And that is why we are here to learn something new each day.

Sometimes I feel like I belong here and that I will be alright. Because this is the land where you can feel free to trust your first instinct and to be who you want to be and smile bright and look up and say, “Thank you.”

As you can see, this is why we came to America and why we can shine bright.

Layla Gonzalez is a fourth-grader at Hawkins Street School. This essay is adapted from “The Hispanic American Dreams of Hawkins Street School,” a self-published book by the school’s students and staff that was compiled by teacher Ana Couto.

First Person

From ‘abandoned’ to ‘blessed,’ Newark teacher sees herself in her students

PHOTO: Patrick Wall
Jennifer Palumbo

As I sit down to write about my journey to the USA, all I can think of is the word “blessed.”

You see my story to become Ms. Palumbo started as a whole other person with a different name in a different country. I was born in Bogota, Colombia, but my parents either could not keep me or did not want me. I was, according to my adoption papers, “abandoned.” Abandoned is defined as “having been deserted or cast off.” Not a great start to my story, I know.

Well I was then put in an orphanage for children who had no family. Yes at this point I had no family, no home, not even a name.
I spent the first 10 months of my life in this orphanage. Most children at 10 months are crawling, trying to talk, holding their bottles, and some are even walking. Since I spent 10 months laying in a crib, I did none of those things.

Despite that my day to be chosen arrived. I was adopted by an Italian American couple who, after walking up and down rows of babies and children, chose to adopt me. My title just changed from abandoned to chosen.

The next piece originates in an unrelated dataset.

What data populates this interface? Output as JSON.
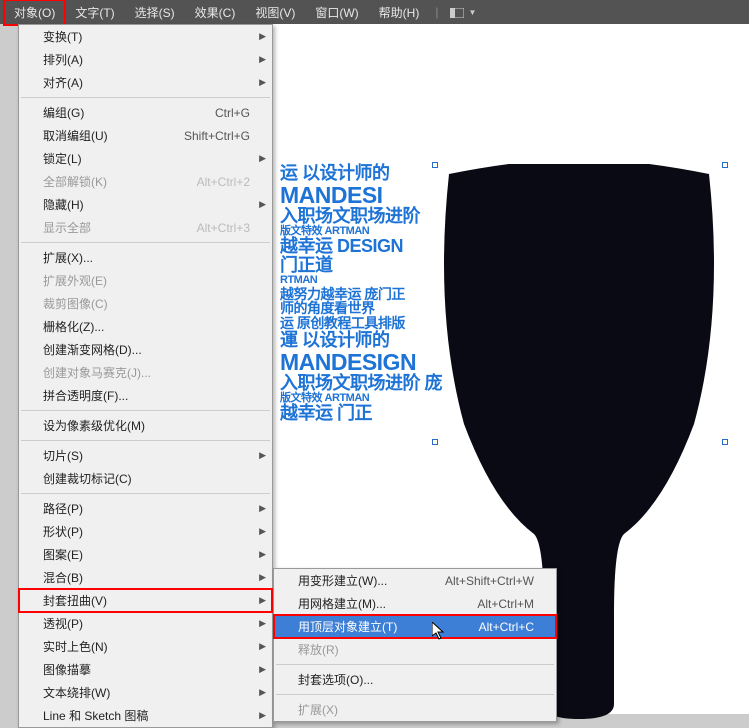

But that wasn’t the only thing about to change. My first baby passport to leave Colombia is with the name given by the orphanage to an abandoned baby girl with no one. When I arrived in America my parents changed that name to Jennifer Marie Palumbo and began my citizenship and naturalization paperwork so I could become an U.S. citizen.

They tried to make a little Colombian girl an Italian American, so I was raised speaking only English. Eating lots of pasta and living a typical American lifestyle. But as I grew up I knew there was something more — I was something more.

By fourth grade, I gravitated to the Spanish girls that moved into town and spent many after-schools and sleepovers looking to understand who I was. I began to learn how to dance to Spanish music and eat Spanish foods.

I would try to speak and understand the language the best I could even though I could not use it at home. In middle school, high school, and three semesters at Kean University, I studied Spanish. I traveled to Puerto Rico, Mexico, and Honduras to explore Spanish culture and language. I finally felt like the missing piece of my puzzle was filled.

And then the opportunity to come to Hawkins Street School came and as what — a bilingual second-grade teacher. I understood these students in a way that is hard to explain.

They are like me but in a way backwards.

They are fluent in Spanish and hungry to obtain fluency in English to succeed in the world. I was fluent in English with a hunger to obtain it in Spanish to succeed in the world. I feel as a child I lost out.

My road until now has by far not been an easy one, but I am a blessed educated Hispanic American. I know that my road is not over. There are so many places to see, so many food to taste, and so many songs to dance too.

I thank my students over the past four years for being such a big part of this little “abandoned” baby who became a “chosen” child grown into a “blessed teacher.” They fill my heart and I will always be here to help them have a blessed story because the stars are in their reach no matter what language barrier is there.

We can break through!

Palumbo is a second-grade bilingual teacher Hawkins Street School. This essay is from “The Hispanic American Dreams of Hawkins Street School,” a self-published book by the school’s students and staff that was compiled by teacher Ana Couto.